Blabbermouth Vs Lachlan Young: The Edge of Reason (Self Released)
CD | DL
Rel Date: Available now
A welcome follow up (of sorts) to the 2019 Blabbermouth album ‘Hörspiel’ (LTW review) – I say of sorts as ‘The Edge Of Reason’ has suffered from a stuttered release due to the coronavirus pandemic.
Initially intended to have gained a full release via the Dirter Promotions label, this ultra-limited CD edition comes direct from the Blabbermouth Bandcamp page, though I understand a full LP & CD issue is intended later in the year.
In addition Blabbermouth, more familiar to you perhaps as Lu Edmonds (PIL, Mekons, & The Damned) on guitars and strings, alongside Mark Roberts (The Godfathers, Neneh Cherry, & Massive Attack,) on percussion, and keyboards have stepped aside and poet Murray Lachlan Young takes on the role of frontman… fear not, this is not some vanity parade.
Lachlan Young has previously supported the likes of Julian Cope, The Pretenders and has released numerous albums – at one point earning himself a £1M recording contract, more recently he has regularly appeared on BBC 6music which has been home to the albums opening track ‘And On The 7th Day’ a rhythmic exploration into the invention of tea and biscuits, educating on the creation of both custard creams and digestives, before (rightly) exalting the plain chocolate digestive over its lesser milk chocolate sibling.
You have got to see the video that accompanies ‘Cannibal Spanish Sex Slugs’ a cautionary tale relating to the voracious nefarious appetites of these particular molluscs and how “to lead them to their doom” all the while accompanied by breathy vocals courtesy of Brix Smith.
If you can get your head around the surreal lyrical material then there is much to gain from this album, Edmonds and Roberts provide the perfect platform for Lachlan Young to intone his stream of consciousness, his voice, a rich inviting coffee burnt baritone has real musicality – the result perhaps a mix of his Scottish and English heritage that adds bite to his pointed wit and observations.
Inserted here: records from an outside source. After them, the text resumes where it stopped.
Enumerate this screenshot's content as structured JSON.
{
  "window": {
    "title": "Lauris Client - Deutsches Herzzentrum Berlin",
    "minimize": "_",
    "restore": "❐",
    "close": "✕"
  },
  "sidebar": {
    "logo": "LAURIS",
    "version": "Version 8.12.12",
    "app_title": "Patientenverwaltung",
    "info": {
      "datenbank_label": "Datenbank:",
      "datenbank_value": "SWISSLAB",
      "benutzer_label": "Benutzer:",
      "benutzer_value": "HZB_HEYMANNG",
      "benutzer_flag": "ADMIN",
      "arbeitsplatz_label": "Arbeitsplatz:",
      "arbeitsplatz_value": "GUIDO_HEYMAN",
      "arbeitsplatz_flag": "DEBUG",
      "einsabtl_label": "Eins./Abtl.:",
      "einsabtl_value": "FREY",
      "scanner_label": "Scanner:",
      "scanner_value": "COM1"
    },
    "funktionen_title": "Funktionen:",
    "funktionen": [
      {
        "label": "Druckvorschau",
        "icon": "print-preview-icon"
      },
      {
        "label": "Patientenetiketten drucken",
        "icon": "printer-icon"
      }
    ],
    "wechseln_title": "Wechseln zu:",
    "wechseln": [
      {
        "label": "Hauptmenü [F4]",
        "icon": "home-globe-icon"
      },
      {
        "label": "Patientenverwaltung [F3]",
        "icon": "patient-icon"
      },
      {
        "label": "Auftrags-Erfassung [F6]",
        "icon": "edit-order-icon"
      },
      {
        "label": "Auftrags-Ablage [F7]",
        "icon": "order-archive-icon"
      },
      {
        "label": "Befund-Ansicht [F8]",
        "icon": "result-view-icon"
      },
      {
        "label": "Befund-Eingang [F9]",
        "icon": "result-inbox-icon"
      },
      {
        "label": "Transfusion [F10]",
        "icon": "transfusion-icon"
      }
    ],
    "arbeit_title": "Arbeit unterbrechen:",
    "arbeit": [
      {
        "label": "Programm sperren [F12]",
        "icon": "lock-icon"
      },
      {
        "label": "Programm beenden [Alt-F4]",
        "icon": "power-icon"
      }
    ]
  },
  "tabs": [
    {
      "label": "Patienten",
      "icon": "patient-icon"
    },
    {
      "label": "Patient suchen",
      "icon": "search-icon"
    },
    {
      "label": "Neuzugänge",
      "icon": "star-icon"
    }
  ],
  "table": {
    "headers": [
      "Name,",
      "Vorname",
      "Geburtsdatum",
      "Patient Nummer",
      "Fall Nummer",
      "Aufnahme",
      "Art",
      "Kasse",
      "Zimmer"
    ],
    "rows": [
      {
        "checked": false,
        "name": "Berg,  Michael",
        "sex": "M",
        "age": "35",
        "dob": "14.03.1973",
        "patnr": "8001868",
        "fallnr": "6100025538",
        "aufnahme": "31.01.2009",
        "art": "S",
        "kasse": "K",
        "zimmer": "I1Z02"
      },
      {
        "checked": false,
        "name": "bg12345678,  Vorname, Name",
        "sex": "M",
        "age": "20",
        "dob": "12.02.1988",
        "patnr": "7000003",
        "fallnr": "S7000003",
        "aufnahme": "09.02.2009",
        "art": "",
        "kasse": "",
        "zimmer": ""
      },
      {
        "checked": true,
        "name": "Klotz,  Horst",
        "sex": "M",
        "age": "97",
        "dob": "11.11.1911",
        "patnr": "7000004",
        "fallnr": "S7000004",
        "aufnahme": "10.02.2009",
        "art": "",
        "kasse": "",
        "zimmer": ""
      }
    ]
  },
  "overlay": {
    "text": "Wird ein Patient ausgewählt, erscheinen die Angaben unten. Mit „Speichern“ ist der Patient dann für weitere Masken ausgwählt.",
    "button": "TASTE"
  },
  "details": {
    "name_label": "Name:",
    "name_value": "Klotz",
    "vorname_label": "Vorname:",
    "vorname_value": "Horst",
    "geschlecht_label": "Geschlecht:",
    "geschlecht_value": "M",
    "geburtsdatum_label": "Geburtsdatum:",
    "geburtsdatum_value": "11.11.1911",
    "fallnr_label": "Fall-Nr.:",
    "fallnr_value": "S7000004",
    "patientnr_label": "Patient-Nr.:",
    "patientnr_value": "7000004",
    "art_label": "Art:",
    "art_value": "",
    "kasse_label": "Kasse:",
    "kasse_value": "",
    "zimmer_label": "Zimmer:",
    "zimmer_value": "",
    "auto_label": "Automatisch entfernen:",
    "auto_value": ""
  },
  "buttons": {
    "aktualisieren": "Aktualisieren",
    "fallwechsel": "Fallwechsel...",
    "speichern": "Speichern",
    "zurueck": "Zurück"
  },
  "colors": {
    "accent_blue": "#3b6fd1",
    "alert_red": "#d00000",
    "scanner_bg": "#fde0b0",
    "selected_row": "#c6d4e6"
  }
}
The music is multi-layered, with shards of glistening guitar and strings, at times spacious, almost ambient as is the stage for ‘Dolphins (Take Over)’ with their “new clicky language” – surely they will rise up argues Lachlan Young.
Similarly ‘The Edge Of Reason’ provides the perfectly stand for Lachlan Youngs wordplay as he weaves images amongst the soundscapes peppered with percussive crescendos.
‘Cosmic3logy’ is both the standout track and the most conventional in its format and arrangement. Edmonds and Roberts propel the piece with hints of krautrock, a sticky bass and a stunning guitar riff that just shimmers exquisitely , whilst Lachlan Young steps up the lyrical pace, yet consciously rejects the option to actually sing as he examines where we as a species currently find ourselves, and at the speed we are travelling at.
‘This Poem Is Tired’ nestles on a jazz tinged piece that bizarrely sees Lachlan Young unwittingly impersonate occasional SUNN O))) vocalist Attila Csihar in his guttural delivery, whilst ‘Motorways’ sees Edmonds and Roberts offer up a glacial paced free jazz meander whilst Murry narrates the UK’s 70mph network “and that’s the lot… I dearly hope” before the “you may still need satellite navigation” retort.
Closer ‘Outro-Credits (Return Of The Slug)’ harks back to the “Hörspiel” album which utilised voice robots; for this piece the actual recording credits are electronically voiced over a wandering cinematic soundscape.
Once again Blabbermouth have crafted an album that sounds that like nothing else, an accomplished yet eccentric album that allows music and verse to perfectly coalesce.
Put the kettle on, make a cup of tea, press play, and enjoy another plain chocolate digestive.
More writing by Phil can be found at his Louder Than War Author’s Archive